There’s also a certain charm about clueless guys who’ve lost everything that made them think they were all that and watch them as they start again from the bottom. And there’s no lower point than being promoted as the “Chosen One” on the side of the bad guys at the very point where they’re on the verge of being completely wiped out. It’s the kind of story that has fascinated audiences since the beginning of time, when the Greeks were infusing their tragedies with the pairing concepts of hubris and catharsis.
Besides, for all his faults, Parson is among the more interesting characters in Erfworld. A lot of Erfworld‘s denizens are quite bland. And a majority of those milquetoasts are the good guys. When the story catches up on the doings of Prince Ansom and the Royal Crown Coalition, who represent the invading force determined to squash the villainy of Stanley once and for all, my mind tends to tune out. They’re just a bunch of one-dimensional guys in goofy costumes. No other redeeming values whatsoever. At times, they’re supposed to function as the comedy relief, but they’re severely lacking in the first part. Perhaps that’s the point. Maybe it’s what Balder is trying to say. The good guys are never as interesting as the bad guys, right? Still, it’s not good theater.
Now, this may be tantamount to heresy, but Jamie Noguchi’s art strongly reminds me of the works of French comic book artist, Jean Giraud (a.k.a. Moebius). I refer mainly to the fanciful designs, which make the dwagons look soft and weightless while a rock formation that looks like the members of KISS looks almost magical. The action scenes are uncluttered, conveying movement and serenity at the same time. However, I didn’t like all of the artistic decisions. Take the character designs, for example. I spent way too much time wondering how their tiny necks could possibly support the weight of their huge, melon-like heads.
Overall, Erfworld is a highly worthwhile read. The mystery behind the RPG nature of Erfworld sustained most of my interest. Even better, though, is how the story is genuinely unpredictable. There seems to be no set ending on the horizon for either side. Solutions that look like they will lead to victory keep getting subverted at every turn, with neither side gaining the upper hand at any point. How will Erfworld end?
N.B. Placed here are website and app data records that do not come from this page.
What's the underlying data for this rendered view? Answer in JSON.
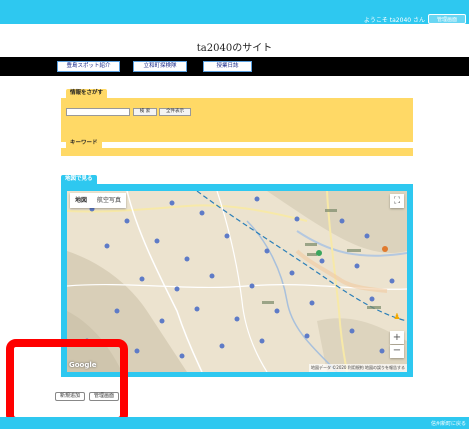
{
  "header": {
    "welcome": "ようこそ ta2040 さん",
    "admin_button": "管理画面"
  },
  "site": {
    "title": "ta2040のサイト"
  },
  "nav": {
    "items": [
      "豊島スポット紹介",
      "立和町探検隊",
      "授業日誌"
    ]
  },
  "search": {
    "label": "情報をさがす",
    "input_value": "",
    "search_button": "検 索",
    "show_all_button": "全件表示"
  },
  "keyword": {
    "label": "キーワード"
  },
  "map": {
    "label": "地図で見る",
    "type_map": "地図",
    "type_satellite": "航空写真",
    "google": "Google",
    "attribution": "地図データ ©2020  利用規約  地図の誤りを報告する"
  },
  "actions": {
    "add_button": "新規追加",
    "admin_button": "管理画面"
  },
  "footer": {
    "link": "信州新町に戻る"
  },
  "colors": {
    "accent": "#2ec8f0",
    "panel": "#ffd966",
    "highlight": "#ff0000"
  }
}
Finally, I must point out that choosing Parson, an outsider, was an inspired choice. He knows that there’s more to this world than some grand battle between good and evil. Who else could possibly appreciate the world on a purely strategic level?
Rating: 4 stars (out of 5)